The bus system should respond to demand not attempt to create demand, especially when there are few destinations downtown.
Better to hand out cab vouchers. Cheaper, more responsive to individuals.
His yard signs are unreadable.
I cannot imagine anything less conducive to being on an elected governing body than being a law student.
You can’t imagine anything less conducive to being on an elected governing body (that creates and interprets local ordinances) than a law student who will have a greater understanding of law than most?
Your comment seems very illogical.
He’ll be out of law school by the time he’s in office, anyway.
@ Kathryn – I thought he was a 2L.
@ guestuser – I am married to an attorney, and we got married while she was in law school. I assure you that her schedule didn’t include time for all of the various council meetings and work sessions, in addition to constituent meetings, school and the bar exam. I’m sure he’s a very bright and capable young man, but I understand the time commitment required of both law school and public service. I wasn’t making a judgement on the qualifications of the legal profession for governance. I’ll leave that to Juan.
That is a fair observation. But in complete disclosure lets admit that his the other two folks in the race are 1) an restaurant owner and 2) also an attorney. Neither of these professions lend themselves to the time commitments we would like to see from our councilmembers.

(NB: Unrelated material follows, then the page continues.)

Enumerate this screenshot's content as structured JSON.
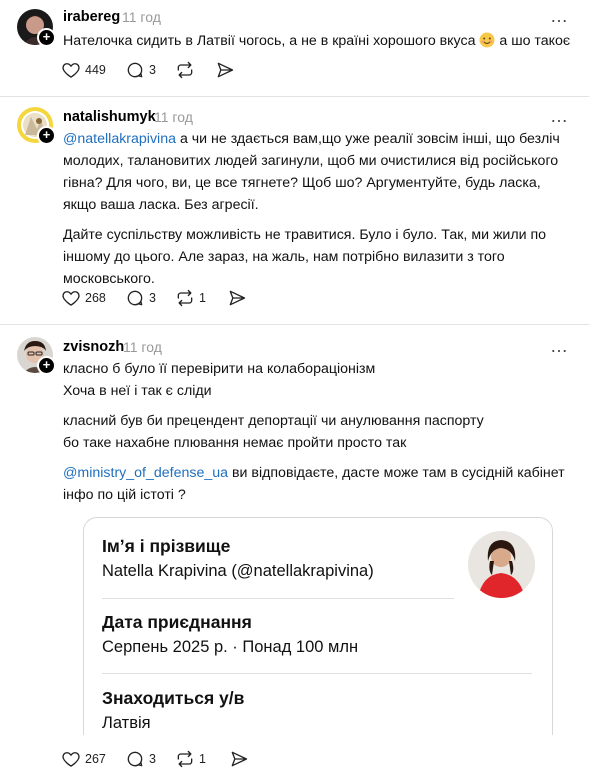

That being said, I don’t know if there is any career that does – and I wouldn’t propose letting only the uber rich, retired, or unemployed/homeless serving on council.

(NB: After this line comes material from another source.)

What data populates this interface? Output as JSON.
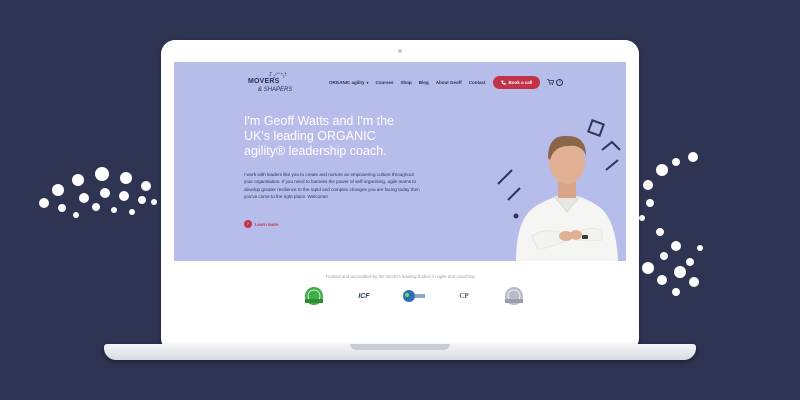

If anyone knows what he’s getting into, it’s Daniel Coble–his dad was not only mayor, but a practicing lawyer….
@ guestuser- agreed. I was making the assertion that being a law student wasn’t conducive to being on council. Generally, our elected bodies are full of lawyers, and restauranteurs, for that matter. Well, and uber-rich restauranteurs and lawyers to be fair. I definitely agree though that politics shouldn’t be a rich/retired/unemployed person’s game.
@ Kathryn – agreed, he should know.
I hope his dad is a better lawyer than a mayor.
How is he going to handle an associate position with a law firm and have time for city council? Most new lawyers I know are required to work 12-14 hours a day 5-7 days a week if they ever wish to make partner. Or is he going to be one of those strip-mall slip-and-fall type lawyers?
I haven’t decided who to support, but Daniel sounds like an intelligent, thoughtful young man. I believe that Bob Coble was a good mayor, and I know he is a good man. I don’t know how anyone finds time to serve on City or County council, but they do. I’m not sure why it’s a bigger deal with Daniel.
@ Kathy – “I believe that Bob Coble was a good mayor” – That’s where you are wrong. How many millions were wasted, how much was lost, and how much harm was done during his reign?
He might be a good guy though, but he certainly screwed the city over with his buddies EW and Austin.